Return all the entries word for word.
▼▼▼
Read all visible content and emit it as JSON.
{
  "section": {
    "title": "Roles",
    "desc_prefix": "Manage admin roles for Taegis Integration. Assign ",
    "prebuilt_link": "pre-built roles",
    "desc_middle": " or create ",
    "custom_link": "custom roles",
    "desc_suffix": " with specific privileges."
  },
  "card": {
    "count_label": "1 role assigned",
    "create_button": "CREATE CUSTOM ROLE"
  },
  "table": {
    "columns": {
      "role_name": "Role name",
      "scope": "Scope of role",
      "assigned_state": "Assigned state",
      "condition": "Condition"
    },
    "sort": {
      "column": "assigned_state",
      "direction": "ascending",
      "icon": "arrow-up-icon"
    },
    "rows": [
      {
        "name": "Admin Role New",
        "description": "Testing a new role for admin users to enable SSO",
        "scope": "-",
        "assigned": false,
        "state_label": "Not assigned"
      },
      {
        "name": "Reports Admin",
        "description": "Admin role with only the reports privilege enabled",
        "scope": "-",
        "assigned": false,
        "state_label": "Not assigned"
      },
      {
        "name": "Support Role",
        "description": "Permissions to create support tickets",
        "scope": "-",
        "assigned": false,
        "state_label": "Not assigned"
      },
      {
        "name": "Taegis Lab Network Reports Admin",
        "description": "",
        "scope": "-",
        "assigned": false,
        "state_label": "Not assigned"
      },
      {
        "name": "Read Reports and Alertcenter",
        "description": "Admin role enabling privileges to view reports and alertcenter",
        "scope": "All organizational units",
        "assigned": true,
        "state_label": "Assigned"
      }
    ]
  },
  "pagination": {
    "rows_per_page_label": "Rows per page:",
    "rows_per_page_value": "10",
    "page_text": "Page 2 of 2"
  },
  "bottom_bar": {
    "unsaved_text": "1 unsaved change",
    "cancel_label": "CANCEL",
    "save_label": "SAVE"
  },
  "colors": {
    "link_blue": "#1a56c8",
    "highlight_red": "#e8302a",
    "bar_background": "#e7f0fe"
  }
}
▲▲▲
Exercise solution:
Read all visible content and emit it as JSON.
{
  "section": {
    "title": "Roles",
    "desc_prefix": "Manage admin roles for Taegis Integration. Assign ",
    "prebuilt_link": "pre-built roles",
    "desc_middle": " or create ",
    "custom_link": "custom roles",
    "desc_suffix": " with specific privileges."
  },
  "card": {
    "count_label": "1 role assigned",
    "create_button": "CREATE CUSTOM ROLE"
  },
  "table": {
    "columns": {
      "role_name": "Role name",
      "scope": "Scope of role",
      "assigned_state": "Assigned state",
      "condition": "Condition"
    },
    "sort": {
      "column": "assigned_state",
      "direction": "ascending",
      "icon": "arrow-up-icon"
    },
    "rows": [
      {
        "name": "Admin Role New",
        "description": "Testing a new role for admin users to enable SSO",
        "scope": "-",
        "assigned": false,
        "state_label": "Not assigned"
      },
      {
        "name": "Reports Admin",
        "description": "Admin role with only the reports privilege enabled",
        "scope": "-",
        "assigned": false,
        "state_label": "Not assigned"
      },
      {
        "name": "Support Role",
        "description": "Permissions to create support tickets",
        "scope": "-",
        "assigned": false,
        "state_label": "Not assigned"
      },
      {
        "name": "Taegis Lab Network Reports Admin",
        "description": "",
        "scope": "-",
        "assigned": false,
        "state_label": "Not assigned"
      },
      {
        "name": "Read Reports and Alertcenter",
        "description": "Admin role enabling privileges to view reports and alertcenter",
        "scope": "All organizational units",
        "assigned": true,
        "state_label": "Assigned"
      }
    ]
  },
  "pagination": {
    "rows_per_page_label": "Rows per page:",
    "rows_per_page_value": "10",
    "page_text": "Page 2 of 2"
  },
  "bottom_bar": {
    "unsaved_text": "1 unsaved change",
    "cancel_label": "CANCEL",
    "save_label": "SAVE"
  },
  "colors": {
    "link_blue": "#1a56c8",
    "highlight_red": "#e8302a",
    "bar_background": "#e7f0fe"
  }
}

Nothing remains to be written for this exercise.